Start of Data to process

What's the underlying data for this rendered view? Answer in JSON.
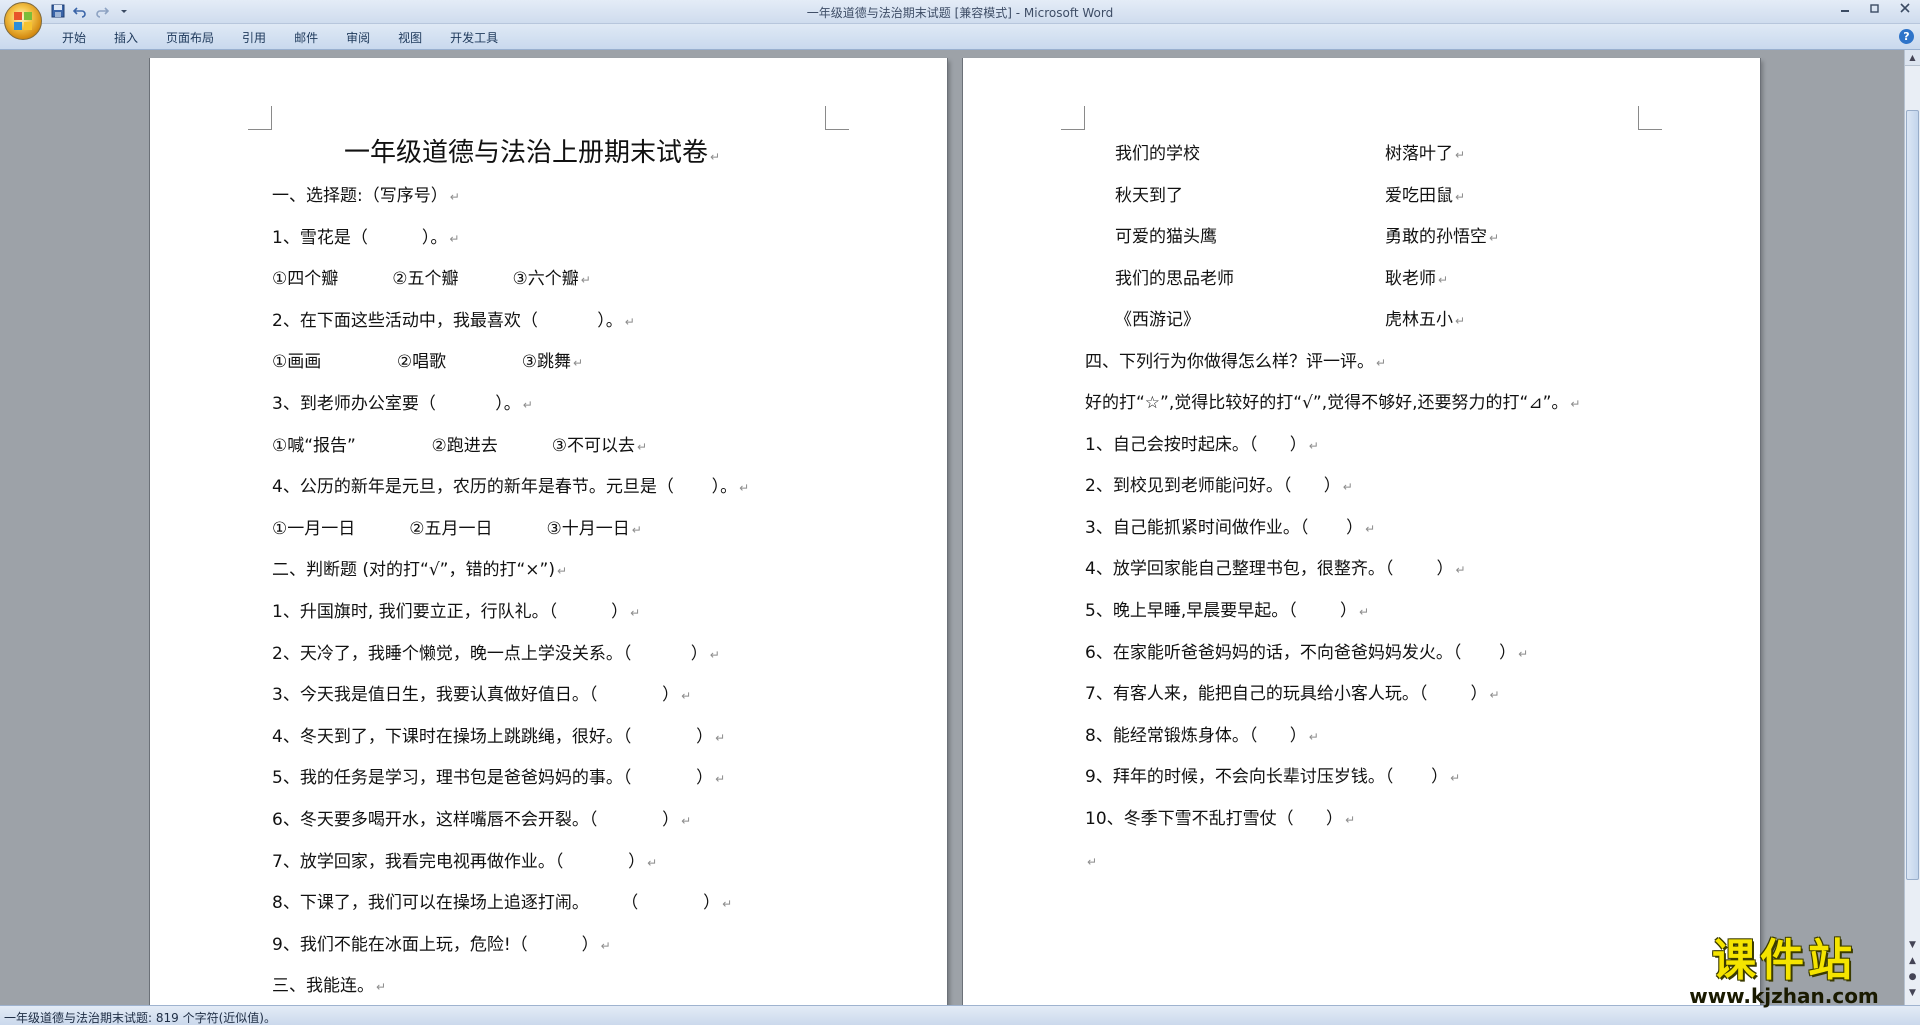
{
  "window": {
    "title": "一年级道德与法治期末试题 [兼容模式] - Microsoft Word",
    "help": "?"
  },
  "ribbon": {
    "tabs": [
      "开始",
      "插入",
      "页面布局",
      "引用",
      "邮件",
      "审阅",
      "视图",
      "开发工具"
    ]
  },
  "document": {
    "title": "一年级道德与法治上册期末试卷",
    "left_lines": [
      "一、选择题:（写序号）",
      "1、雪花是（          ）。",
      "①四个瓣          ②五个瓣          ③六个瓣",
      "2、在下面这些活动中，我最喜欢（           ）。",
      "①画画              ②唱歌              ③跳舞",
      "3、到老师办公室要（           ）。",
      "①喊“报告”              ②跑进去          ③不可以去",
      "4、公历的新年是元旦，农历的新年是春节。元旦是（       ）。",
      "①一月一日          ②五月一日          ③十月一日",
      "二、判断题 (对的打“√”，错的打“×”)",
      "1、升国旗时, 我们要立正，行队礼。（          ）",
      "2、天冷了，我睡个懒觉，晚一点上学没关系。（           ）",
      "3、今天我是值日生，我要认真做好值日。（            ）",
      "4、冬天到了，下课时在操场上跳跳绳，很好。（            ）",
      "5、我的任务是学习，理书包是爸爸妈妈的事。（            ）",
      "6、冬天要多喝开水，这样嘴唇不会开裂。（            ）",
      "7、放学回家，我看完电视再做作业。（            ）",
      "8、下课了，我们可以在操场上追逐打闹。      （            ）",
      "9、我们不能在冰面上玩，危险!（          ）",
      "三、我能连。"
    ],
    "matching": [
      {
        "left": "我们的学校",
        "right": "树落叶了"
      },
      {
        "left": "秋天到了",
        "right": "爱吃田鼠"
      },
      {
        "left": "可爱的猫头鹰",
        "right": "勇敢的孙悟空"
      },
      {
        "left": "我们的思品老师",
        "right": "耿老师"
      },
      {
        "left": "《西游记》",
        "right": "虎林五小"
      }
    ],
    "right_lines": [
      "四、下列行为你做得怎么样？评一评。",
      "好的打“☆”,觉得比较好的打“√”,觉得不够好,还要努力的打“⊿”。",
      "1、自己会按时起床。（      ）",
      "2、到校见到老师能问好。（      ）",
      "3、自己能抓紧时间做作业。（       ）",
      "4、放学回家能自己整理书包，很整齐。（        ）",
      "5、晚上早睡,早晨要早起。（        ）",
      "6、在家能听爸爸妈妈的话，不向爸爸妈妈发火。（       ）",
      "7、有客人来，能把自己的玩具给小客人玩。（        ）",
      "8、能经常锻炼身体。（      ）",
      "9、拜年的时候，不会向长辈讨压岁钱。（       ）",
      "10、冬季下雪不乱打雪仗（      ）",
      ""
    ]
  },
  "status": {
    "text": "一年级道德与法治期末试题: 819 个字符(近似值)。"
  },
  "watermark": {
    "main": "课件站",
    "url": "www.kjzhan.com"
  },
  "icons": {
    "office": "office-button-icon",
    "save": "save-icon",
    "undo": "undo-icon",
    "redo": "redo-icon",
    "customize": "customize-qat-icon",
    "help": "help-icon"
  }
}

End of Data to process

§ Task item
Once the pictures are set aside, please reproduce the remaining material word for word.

§ Response below
What's the underlying data for this rendered view? Answer in JSON.
{
  "window": {
    "title": "一年级道德与法治期末试题 [兼容模式] - Microsoft Word",
    "help": "?"
  },
  "ribbon": {
    "tabs": [
      "开始",
      "插入",
      "页面布局",
      "引用",
      "邮件",
      "审阅",
      "视图",
      "开发工具"
    ]
  },
  "document": {
    "title": "一年级道德与法治上册期末试卷",
    "left_lines": [
      "一、选择题:（写序号）",
      "1、雪花是（          ）。",
      "①四个瓣          ②五个瓣          ③六个瓣",
      "2、在下面这些活动中，我最喜欢（           ）。",
      "①画画              ②唱歌              ③跳舞",
      "3、到老师办公室要（           ）。",
      "①喊“报告”              ②跑进去          ③不可以去",
      "4、公历的新年是元旦，农历的新年是春节。元旦是（       ）。",
      "①一月一日          ②五月一日          ③十月一日",
      "二、判断题 (对的打“√”，错的打“×”)",
      "1、升国旗时, 我们要立正，行队礼。（          ）",
      "2、天冷了，我睡个懒觉，晚一点上学没关系。（           ）",
      "3、今天我是值日生，我要认真做好值日。（            ）",
      "4、冬天到了，下课时在操场上跳跳绳，很好。（            ）",
      "5、我的任务是学习，理书包是爸爸妈妈的事。（            ）",
      "6、冬天要多喝开水，这样嘴唇不会开裂。（            ）",
      "7、放学回家，我看完电视再做作业。（            ）",
      "8、下课了，我们可以在操场上追逐打闹。      （            ）",
      "9、我们不能在冰面上玩，危险!（          ）",
      "三、我能连。"
    ],
    "matching": [
      {
        "left": "我们的学校",
        "right": "树落叶了"
      },
      {
        "left": "秋天到了",
        "right": "爱吃田鼠"
      },
      {
        "left": "可爱的猫头鹰",
        "right": "勇敢的孙悟空"
      },
      {
        "left": "我们的思品老师",
        "right": "耿老师"
      },
      {
        "left": "《西游记》",
        "right": "虎林五小"
      }
    ],
    "right_lines": [
      "四、下列行为你做得怎么样？评一评。",
      "好的打“☆”,觉得比较好的打“√”,觉得不够好,还要努力的打“⊿”。",
      "1、自己会按时起床。（      ）",
      "2、到校见到老师能问好。（      ）",
      "3、自己能抓紧时间做作业。（       ）",
      "4、放学回家能自己整理书包，很整齐。（        ）",
      "5、晚上早睡,早晨要早起。（        ）",
      "6、在家能听爸爸妈妈的话，不向爸爸妈妈发火。（       ）",
      "7、有客人来，能把自己的玩具给小客人玩。（        ）",
      "8、能经常锻炼身体。（      ）",
      "9、拜年的时候，不会向长辈讨压岁钱。（       ）",
      "10、冬季下雪不乱打雪仗（      ）",
      ""
    ]
  },
  "status": {
    "text": "一年级道德与法治期末试题: 819 个字符(近似值)。"
  },
  "watermark": {
    "main": "课件站",
    "url": "www.kjzhan.com"
  },
  "icons": {
    "office": "office-button-icon",
    "save": "save-icon",
    "undo": "undo-icon",
    "redo": "redo-icon",
    "customize": "customize-qat-icon",
    "help": "help-icon"
  }
}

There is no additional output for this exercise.